However, if I didn't have an iPhone on me, the AirTag will take a full 3 days to notify me of its presence. How does it do that? Well, if you move it, it starts producing a chirping noise. Here's how a lost AirTag sounds:
If you find an unknown AirTag on your person, you can tap it with an NFC phone (Android or iPhone) and you will get instructions on how to contact the owner and how to disable the tag.
This is what you get when you scan an AirTag with an Android phone:
Can I pair AirTags to iPad or MacBook?
You can pair your AirTag to your iPhone or iPad. Once it is paired, the device gets registered to your iCloud account, which means your can look for it with any of your iPhones or iPads.
Take note: you can not register an AirTag through your MacBook, iMac, or any Mac computer. You can not look for an AirTag with the Mac version of the Find My app. Nor with the web version over at iCloud.com/find. In other words, if you want to use an AirTag, you need to have either an iPhone or iPad, period!
These three are pretty similar in how they work. They each leverage their own network, which pretty much decides how useful they will be and which one you go for.
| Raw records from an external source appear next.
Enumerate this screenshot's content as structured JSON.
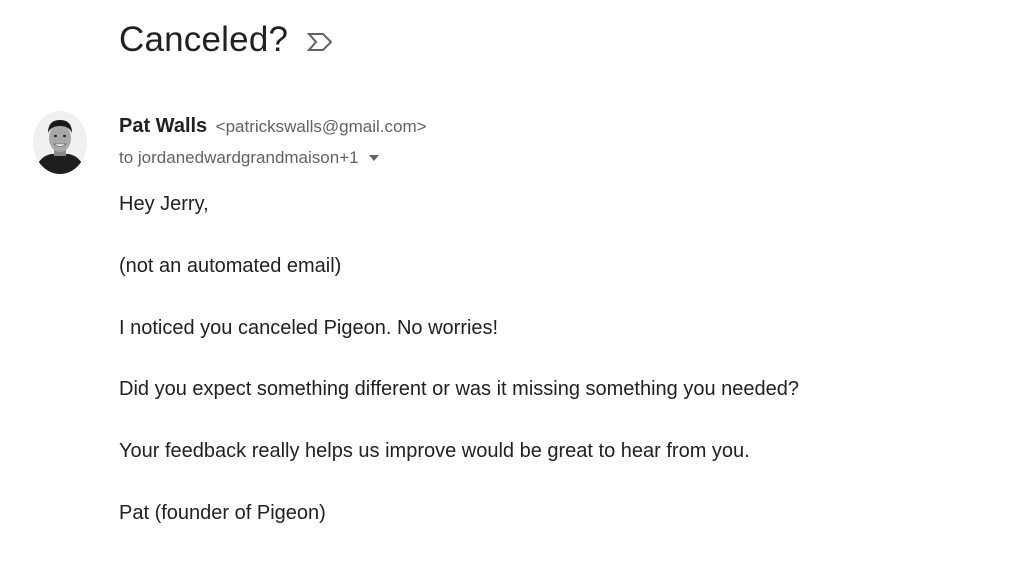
{
  "email": {
    "subject": "Canceled?",
    "important_icon": "important-marker-icon",
    "sender": {
      "name": "Pat Walls",
      "address": "<patrickswalls@gmail.com>",
      "avatar_icon": "sender-avatar"
    },
    "recipients": "to jordanedwardgrandmaison+1",
    "body": [
      "Hey Jerry,",
      "(not an automated email)",
      "I noticed you canceled Pigeon. No worries!",
      "Did you expect something different or was it missing something you needed?",
      "Your feedback really helps us improve would be great to hear from you.",
      "Pat (founder of Pigeon)"
    ]
  },
  "colors": {
    "text_primary": "#202124",
    "text_secondary": "#5f6368"
  }
}
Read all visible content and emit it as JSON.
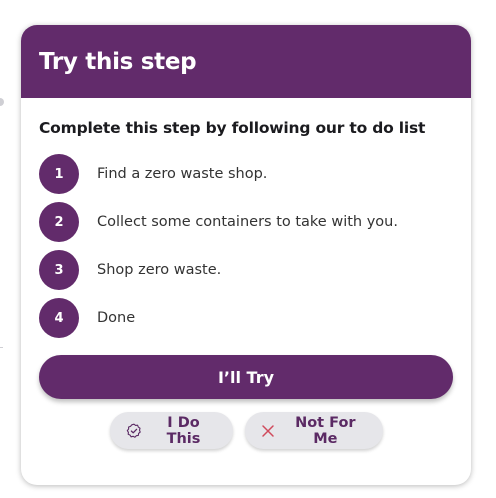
{
  "card": {
    "title": "Try this step",
    "subtitle": "Complete this step by following our to do list",
    "steps": [
      {
        "num": "1",
        "text": "Find a zero waste shop."
      },
      {
        "num": "2",
        "text": "Collect some containers to take with you."
      },
      {
        "num": "3",
        "text": "Shop zero waste."
      },
      {
        "num": "4",
        "text": "Done"
      }
    ],
    "primary_label": "I’ll Try",
    "do_this_label": "I Do This",
    "not_for_me_label": "Not For Me"
  },
  "icons": {
    "do_this": "badge-check-icon",
    "not_for_me": "close-icon"
  },
  "colors": {
    "brand_purple": "#622b6b",
    "pill_bg": "#e6e6ea",
    "close_icon": "#d04a5c"
  }
}
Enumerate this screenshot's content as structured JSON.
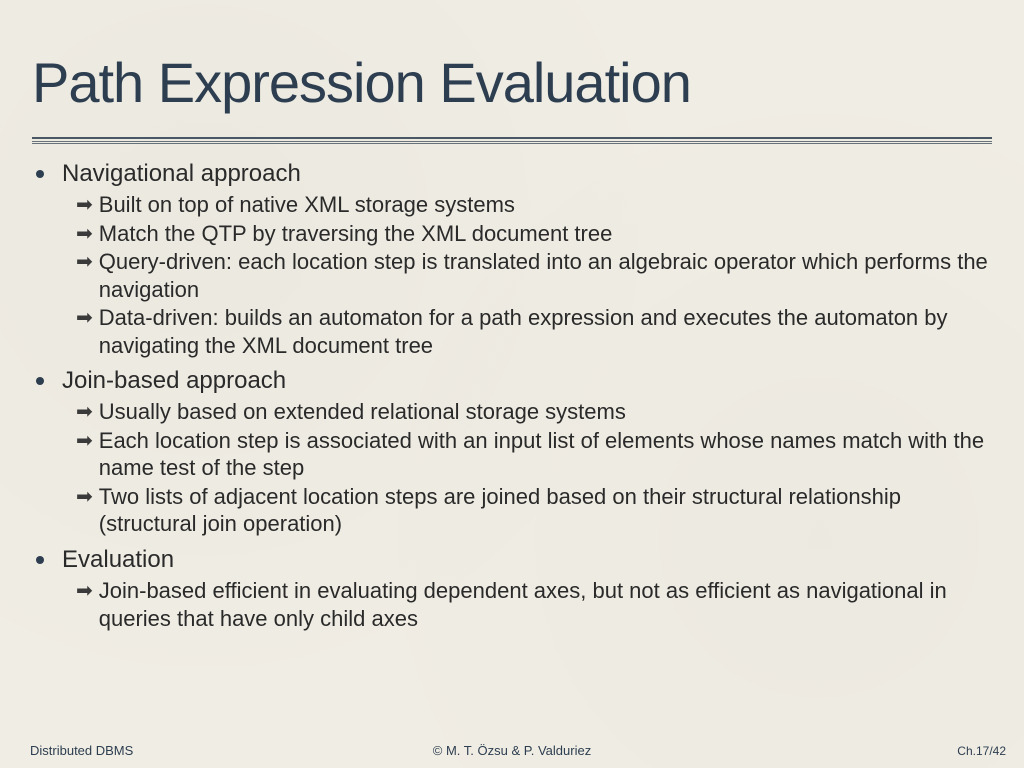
{
  "title": "Path Expression Evaluation",
  "sections": [
    {
      "heading": "Navigational approach",
      "items": [
        "Built on top of native XML storage systems",
        "Match the QTP by traversing the XML document tree",
        "Query-driven: each location step is translated into an algebraic operator which performs the navigation",
        "Data-driven: builds an automaton for a path expression and executes the automaton by navigating the XML document tree"
      ]
    },
    {
      "heading": "Join-based approach",
      "items": [
        "Usually based on extended relational storage systems",
        "Each location step is associated with an input list of elements whose names match with the name test of the step",
        "Two lists of adjacent location steps are joined based on their structural relationship (structural join operation)"
      ]
    },
    {
      "heading": "Evaluation",
      "items": [
        "Join-based efficient in evaluating dependent axes, but not as efficient as navigational in queries  that have only child axes"
      ]
    }
  ],
  "footer": {
    "left": "Distributed DBMS",
    "center": "© M. T. Özsu & P. Valduriez",
    "right": "Ch.17/42"
  }
}
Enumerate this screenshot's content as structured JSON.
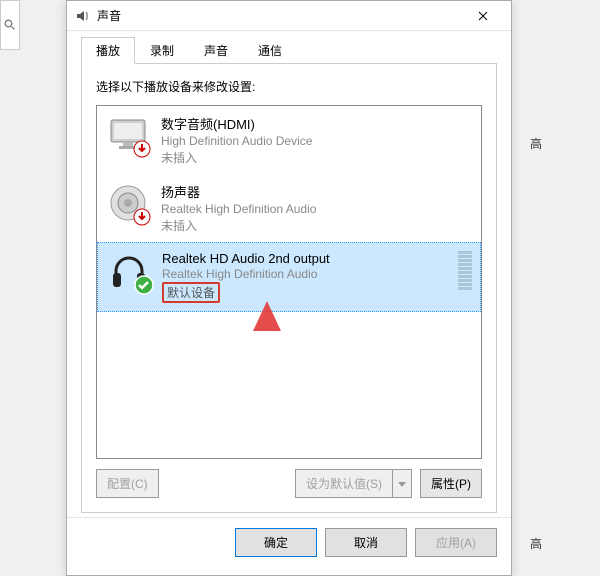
{
  "bg": {
    "line1": "高",
    "line2": "高"
  },
  "dialog": {
    "title": "声音",
    "tabs": [
      "播放",
      "录制",
      "声音",
      "通信"
    ],
    "instruction": "选择以下播放设备来修改设置:",
    "devices": [
      {
        "name": "数字音频(HDMI)",
        "desc": "High Definition Audio Device",
        "status": "未插入",
        "selected": false,
        "badge": "down",
        "type": "monitor"
      },
      {
        "name": "扬声器",
        "desc": "Realtek High Definition Audio",
        "status": "未插入",
        "selected": false,
        "badge": "down",
        "type": "speaker"
      },
      {
        "name": "Realtek HD Audio 2nd output",
        "desc": "Realtek High Definition Audio",
        "status": "默认设备",
        "selected": true,
        "badge": "check",
        "type": "headphone"
      }
    ],
    "buttons": {
      "configure": "配置(C)",
      "setDefault": "设为默认值(S)",
      "properties": "属性(P)"
    },
    "dialogButtons": {
      "ok": "确定",
      "cancel": "取消",
      "apply": "应用(A)"
    }
  }
}
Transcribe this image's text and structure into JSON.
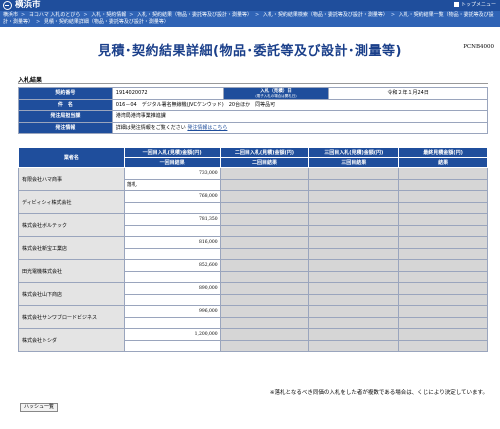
{
  "header": {
    "logo_text": "横浜市",
    "top_menu_label": "トップメニュー"
  },
  "breadcrumb": [
    "横浜市",
    "ヨコハマ 入札のとびら",
    "入札・契約情報",
    "入札・契約結果（物品・委託等及び設計・測量等）",
    "入札・契約結果検索（物品・委託等及び設計・測量等）",
    "入札・契約結果一覧（物品・委託等及び設計・測量等）",
    "見積・契約結果詳細（物品・委託等及び設計・測量等）"
  ],
  "page": {
    "title": "見積･契約結果詳細(物品･委託等及び設計･測量等)",
    "code": "PCNB4000",
    "section_label": "入札結果"
  },
  "info": {
    "contract_no_label": "契約番号",
    "contract_no": "1914020072",
    "bid_date_label": "入札（見積）日",
    "bid_date_sub": "(電子入札の場合は開札日)",
    "bid_date": "令和２年１月24日",
    "subject_label": "件　名",
    "subject": "016－04　デジタル署名無線機(JVCケンウッド)　20台ほか　同等品可",
    "department_label": "発注局担当課",
    "department": "港湾局港湾事業推進課",
    "info_label": "発注情報",
    "info_text": "詳細は発注情報をご覧ください",
    "info_link": "発注情報はこちら"
  },
  "table": {
    "headers": {
      "company": "業者名",
      "round1": "一回目入札(見積)金額(円)",
      "round2": "二回目入札(見積)金額(円)",
      "round3": "三回目入札(見積)金額(円)",
      "final": "最終見積金額(円)"
    },
    "subheaders": {
      "round1": "一回目結果",
      "round2": "二回目結果",
      "round3": "三回目結果",
      "final": "結果"
    },
    "rows": [
      {
        "company": "有限会社ハマ商事",
        "amount": "733,000",
        "note": "落札"
      },
      {
        "company": "ディビィシィ株式会社",
        "amount": "768,000",
        "note": ""
      },
      {
        "company": "株式会社ボルテック",
        "amount": "781,350",
        "note": ""
      },
      {
        "company": "株式会社新宝工業店",
        "amount": "816,000",
        "note": ""
      },
      {
        "company": "田光電機株式会社",
        "amount": "852,600",
        "note": ""
      },
      {
        "company": "株式会社山下商店",
        "amount": "890,000",
        "note": ""
      },
      {
        "company": "株式会社サンワブロードビジネス",
        "amount": "996,000",
        "note": ""
      },
      {
        "company": "株式会社トシダ",
        "amount": "1,200,000",
        "note": ""
      }
    ]
  },
  "footnote": "※落札となるべき同価の入札をした者が複数である場合は、くじにより決定しています。",
  "bottom_button": "ハッシュ一覧"
}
Tile is at the biggest disadvantage here. See, the Apple AirTag leverages the Find My network, which is silently present on any and every Apple device out there in the world. The Samsung Galaxy SmartTag uses the Galaxy device network, which is also persistent on all new Galaxy phones. As for Tile — yes, there is a Tile network, but the users need to actively download the Tile app and give it permissions to actually be helpful to you. So, the network is limited to the number of Tile users in your area.
To Tile’s credit, it has spent years growing its brand and it offers a wide range of shapes and sizes for its tags. But its network is still dwarfed by Apple’s and Samsung’s.
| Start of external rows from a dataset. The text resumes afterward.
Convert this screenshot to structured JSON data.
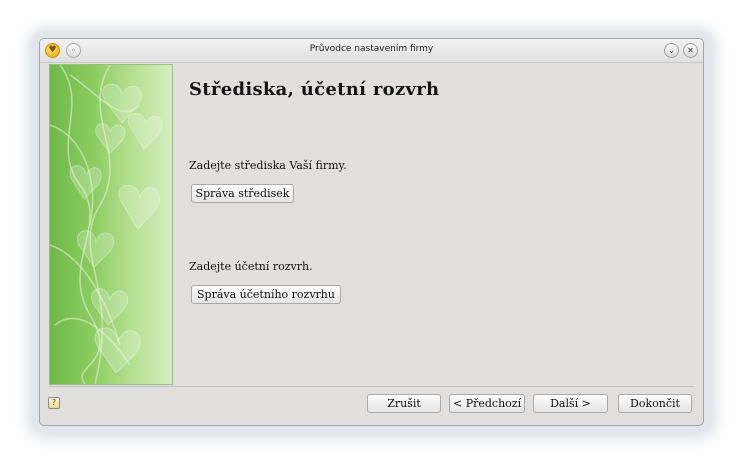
{
  "window": {
    "title": "Průvodce nastavením firmy",
    "menu_glyph": "◦",
    "minimize_glyph": "⌄",
    "close_glyph": "✕"
  },
  "colors": {
    "window_bg": "#e2e0df",
    "side_green_dark": "#6fb84a",
    "side_green_light": "#d6eec2"
  },
  "page": {
    "heading": "Střediska, účetní rozvrh",
    "cost_centers": {
      "label": "Zadejte střediska Vaší firmy.",
      "button": "Správa středisek"
    },
    "chart_of_accounts": {
      "label": "Zadejte účetní rozvrh.",
      "button": "Správa účetního rozvrhu"
    }
  },
  "footer": {
    "help_glyph": "?",
    "cancel": "Zrušit",
    "back": "< Předchozí",
    "next": "Další >",
    "finish": "Dokončit"
  }
}
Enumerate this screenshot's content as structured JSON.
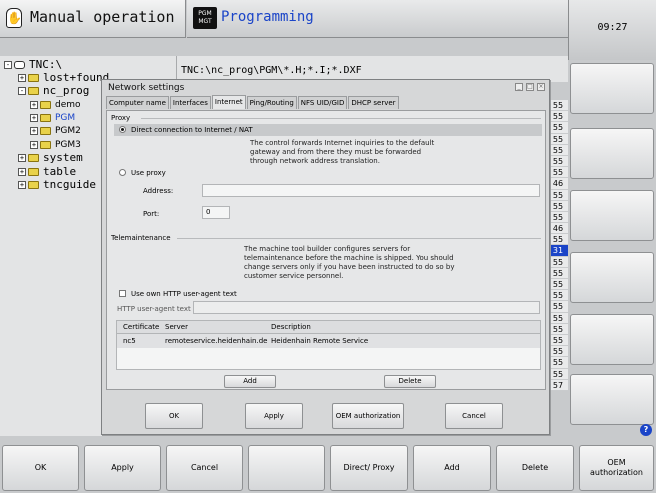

Also, it’s worth noting that Tile does not have a tracker with ultra-wideband yet (but one is said to be coming in 2021).
The kind-of-good-news is that Apple has announced that it will open the Find My API for 3rd party developers, so if Tile is willing to pay a license to Apple (similar to MFi accessories, I would assume), it can make Tiles that work like AirTags. Although, Tile isn't very happy with Apple right now.
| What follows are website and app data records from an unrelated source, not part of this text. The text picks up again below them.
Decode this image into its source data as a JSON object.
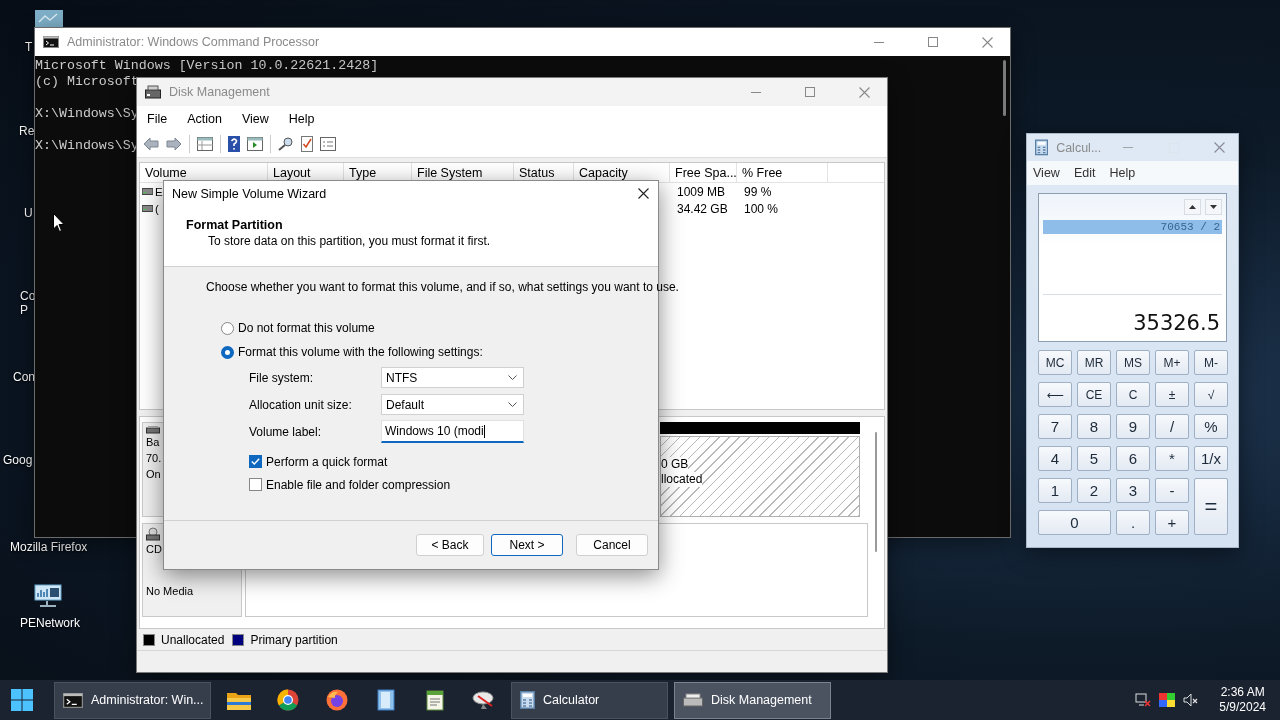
{
  "desktop": {
    "icons": [
      {
        "lines": [
          "T"
        ],
        "kind": "fragment"
      },
      {
        "lines": [
          "Re"
        ],
        "kind": "fragment"
      },
      {
        "lines": [
          "U"
        ],
        "kind": "fragment"
      },
      {
        "lines": [
          "Co",
          "P"
        ],
        "kind": "fragment"
      },
      {
        "lines": [
          "Con"
        ],
        "kind": "fragment"
      },
      {
        "lines": [
          "Goog"
        ],
        "kind": "fragment"
      },
      {
        "lines": [
          "Mozilla Firefox"
        ],
        "kind": "label"
      },
      {
        "lines": [
          "PENetwork"
        ],
        "kind": "network"
      }
    ]
  },
  "cmd_window": {
    "title": "Administrator: Windows Command Processor",
    "active": false,
    "blocks": [
      [
        "Microsoft Windows [Version 10.0.22621.2428]",
        "(c) Microsoft"
      ],
      [
        "X:\\Windows\\Sy"
      ],
      [
        "X:\\Windows\\Sy"
      ]
    ]
  },
  "disk_management": {
    "title": "Disk Management",
    "active": false,
    "menu": [
      "File",
      "Action",
      "View",
      "Help"
    ],
    "columns": [
      "Volume",
      "Layout",
      "Type",
      "File System",
      "Status",
      "Capacity",
      "Free Spa...",
      "% Free"
    ],
    "rows": [
      {
        "volume": "E",
        "free_space": "1009 MB",
        "percent_free": "99 %"
      },
      {
        "volume": "(",
        "free_space": "34.42 GB",
        "percent_free": "100 %"
      }
    ],
    "disks": [
      {
        "kind": "disk",
        "info": [
          "Ba",
          "70.",
          "On"
        ],
        "partition": {
          "lines": [
            "0 GB",
            "llocated"
          ]
        }
      },
      {
        "kind": "cdrom",
        "info": [
          "CD"
        ],
        "status": "No Media"
      }
    ],
    "legend": [
      {
        "label": "Unallocated",
        "color": "#000000"
      },
      {
        "label": "Primary partition",
        "color": "#00007f"
      }
    ]
  },
  "wizard": {
    "title": "New Simple Volume Wizard",
    "heading": "Format Partition",
    "subheading": "To store data on this partition, you must format it first.",
    "instruction": "Choose whether you want to format this volume, and if so, what settings you want to use.",
    "options": [
      {
        "label": "Do not format this volume",
        "selected": false
      },
      {
        "label": "Format this volume with the following settings:",
        "selected": true
      }
    ],
    "fields": [
      {
        "kind": "dropdown",
        "label": "File system:",
        "value": "NTFS"
      },
      {
        "kind": "dropdown",
        "label": "Allocation unit size:",
        "value": "Default"
      },
      {
        "kind": "text",
        "label": "Volume label:",
        "value": "Windows 10 (modi",
        "focused": true
      }
    ],
    "checkboxes": [
      {
        "label": "Perform a quick format",
        "checked": true
      },
      {
        "label": "Enable file and folder compression",
        "checked": false
      }
    ],
    "buttons": [
      {
        "label": "< Back",
        "default": false
      },
      {
        "label": "Next >",
        "default": true
      },
      {
        "label": "Cancel",
        "default": false
      }
    ]
  },
  "calculator": {
    "title": "Calcul...",
    "menu": [
      "View",
      "Edit",
      "Help"
    ],
    "history": "70653 / 2",
    "result": "35326.5",
    "keys": [
      {
        "label": "MC",
        "kind": "key"
      },
      {
        "label": "MR",
        "kind": "key"
      },
      {
        "label": "MS",
        "kind": "key"
      },
      {
        "label": "M+",
        "kind": "key"
      },
      {
        "label": "M-",
        "kind": "key"
      },
      {
        "label": "⟵",
        "kind": "key"
      },
      {
        "label": "CE",
        "kind": "key"
      },
      {
        "label": "C",
        "kind": "key"
      },
      {
        "label": "±",
        "kind": "key"
      },
      {
        "label": "√",
        "kind": "key"
      },
      {
        "label": "7",
        "kind": "key"
      },
      {
        "label": "8",
        "kind": "key"
      },
      {
        "label": "9",
        "kind": "key"
      },
      {
        "label": "/",
        "kind": "key"
      },
      {
        "label": "%",
        "kind": "key"
      },
      {
        "label": "4",
        "kind": "key"
      },
      {
        "label": "5",
        "kind": "key"
      },
      {
        "label": "6",
        "kind": "key"
      },
      {
        "label": "*",
        "kind": "key"
      },
      {
        "label": "1/x",
        "kind": "key"
      },
      {
        "label": "1",
        "kind": "key"
      },
      {
        "label": "2",
        "kind": "key"
      },
      {
        "label": "3",
        "kind": "key"
      },
      {
        "label": "-",
        "kind": "key"
      },
      {
        "label": "=",
        "kind": "tall"
      },
      {
        "label": "0",
        "kind": "wide"
      },
      {
        "label": ".",
        "kind": "key"
      },
      {
        "label": "+",
        "kind": "key"
      }
    ]
  },
  "taskbar": {
    "windows": [
      {
        "label": "Administrator: Win...",
        "selected": false
      },
      {
        "label": "Calculator",
        "selected": false
      },
      {
        "label": "Disk Management",
        "selected": true
      }
    ],
    "time": "2:36 AM",
    "date": "5/9/2024"
  }
}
As far as Apple vs Samsung — the Apple AirTag’s feature set is comparable to the Galaxy SmartTag+ — the non-plus SmartTag does not have ultra-wideband, the plus does. Surprisingly, the AirTag is cheaper than a SmartTag+ — the former costs $29, the latter is $39. So, an AirTag with an accessory to hold costs kind of sort of about the same as a Galaxy SmartTag+.
But price is kind of a moot point here — if you have an iPhone, you can’t use a SmartTag+; if you have a Galaxy phone, you can’t use an AirTag and that’s that. Which is why, at the start of this review, I said that the AirTags and SmartTags are not in direct competition. They are parts of two bigger ecosystems that are competing with one another.
In terms of "Who did the better job?", I have to give it to Apple. The AirTag is smaller and looks less clunky. It also has IP68 water- and dust-resistance. The Galaxy SmartTag has no ingress protection. But hey, at least it has a big button on it that lets you either ping your phone or control any of your Samsung SmartHome devices.
Should you buy Apple AirTags?
If you have a few bucks to burn and you are deep in the Apple ecosystem — why not? A single AirTag costs $29, a pack of four costs $99. I've personally lost my car keys on a recent road trip and even though I managed to find them rolling on the dirt road, I distinctly remember going into panic mode and thinking "I should've put a tag on them!". I was lucky, I breathed a sigh of relief. I am putting tags on them!
AirTags will not help you against theft — even if the thief is unaware of the AirTag's presence, it will sound off in 5:30 hours. This is due to the anti-stalking feature, discussed above. So, worst case scenario, you have 5 hours to find your lost item. For wallets or bags lifted from public transport, this can be enough. For a bicycle that gets stolen during the night — not ideal.